Much of the discussion this election cycle has been about changing demographics. But demographics alone aren’t going to run a policy agenda through the system. Huge challenges remain in economic justice, immigration, environment, education and housing reform.
Baby boomers may not have everything in common with the Millennial generation. What our generations share, though, is the core belief that women – not politicians – should make personal and private decisions about their health care.
Millennials represent the first generation that has never known a world without HIV and AIDS, and I fully believe that they will be the generation of leaders to finally and decisively turn the tide against this global pandemic.
The movement on marriage equality is an example of how quickly change can now occur in our society when propelled by a generation that is technologically savvy and willing to challenge preconceived norms of older generations.
As my involvement in our movement grew deeper, the honeymoon was over, as they say. The imperfections of the movement, the Baby Boomer’s movement, became glaring. Their Second Wave ways didn’t resonate with my Third Wave thinking.
There are so many surveys about abortion that it’s practically a cottage industry, but the newest – by The Public Religion Research Institute of Washington, DC – suggests intriguing and fresh approaches that can help advocates make a more compelling case.
A new survey finds that young people are pro-choice, but that LGBT equality—most notably the right to equal marriage—resonates much more strongly with youth than does the abortion rights movement. Why?
NARAL says the younger feminists aren’t as involved in the movement; that we’ve got a “lack of passion.” To that I say – we are here, they just need to pay attention.

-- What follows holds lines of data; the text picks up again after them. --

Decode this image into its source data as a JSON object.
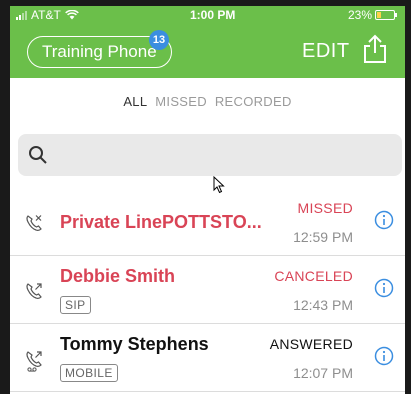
{
  "status_bar": {
    "carrier": "AT&T",
    "time": "1:00 PM",
    "battery": "23%"
  },
  "header": {
    "account_label": "Training Phone",
    "badge_count": "13",
    "edit_label": "EDIT"
  },
  "filters": {
    "all": "ALL",
    "missed": "MISSED",
    "recorded": "RECORDED"
  },
  "search": {
    "placeholder": ""
  },
  "colors": {
    "header_green": "#6bbf4a",
    "missed_red": "#d94456",
    "info_blue": "#3b8ee0"
  },
  "calls": [
    {
      "name": "Private LinePOTTSTO...",
      "tag": "",
      "status": "MISSED",
      "time": "12:59 PM",
      "icon": "missed-call-icon"
    },
    {
      "name": "Debbie Smith",
      "tag": "SIP",
      "status": "CANCELED",
      "time": "12:43 PM",
      "icon": "outgoing-call-icon"
    },
    {
      "name": "Tommy Stephens",
      "tag": "MOBILE",
      "status": "ANSWERED",
      "time": "12:07 PM",
      "icon": "voicemail-call-icon"
    }
  ]
}
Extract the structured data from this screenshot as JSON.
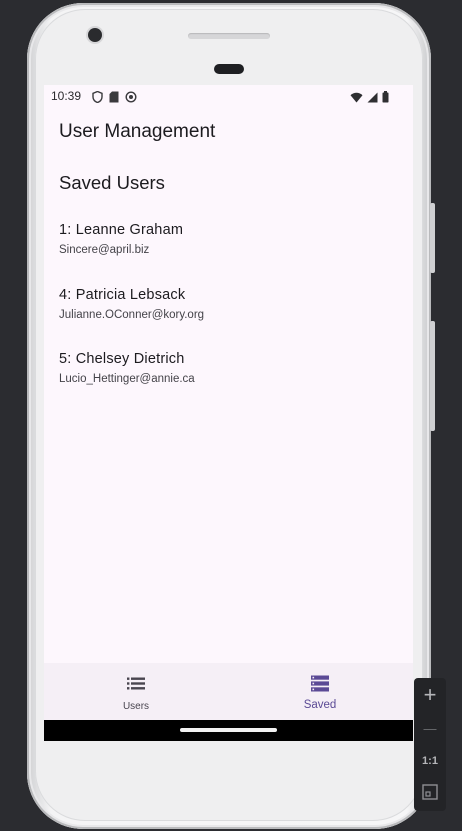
{
  "status_bar": {
    "time": "10:39"
  },
  "app": {
    "title": "User Management",
    "section_title": "Saved Users"
  },
  "saved_users": [
    {
      "name": "1: Leanne Graham",
      "email": "Sincere@april.biz"
    },
    {
      "name": "4: Patricia Lebsack",
      "email": "Julianne.OConner@kory.org"
    },
    {
      "name": "5: Chelsey Dietrich",
      "email": "Lucio_Hettinger@annie.ca"
    }
  ],
  "bottom_nav": {
    "items": [
      {
        "label": "Users",
        "icon": "list-icon",
        "active": false
      },
      {
        "label": "Saved",
        "icon": "storage-icon",
        "active": true
      }
    ]
  },
  "emulator_controls": {
    "zoom_in": "+",
    "zoom_out": "—",
    "actual_size": "1:1"
  },
  "colors": {
    "screen_background": "#fdf7fd",
    "nav_background": "#f5eff6",
    "active_accent": "#5b4a95",
    "inactive_text": "#49454f"
  }
}
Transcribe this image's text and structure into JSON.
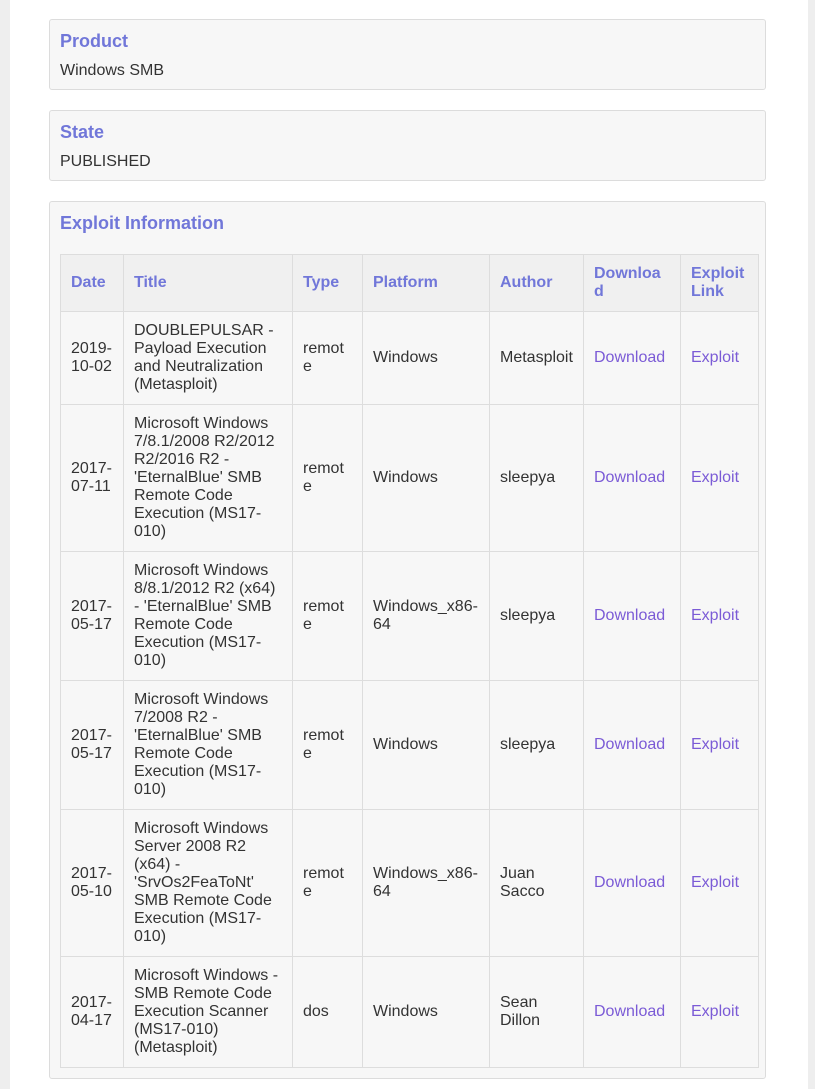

The New York Times story about a chasm between the “menopausal militia” and the “millennials” misses the mark in a sad but revealing way.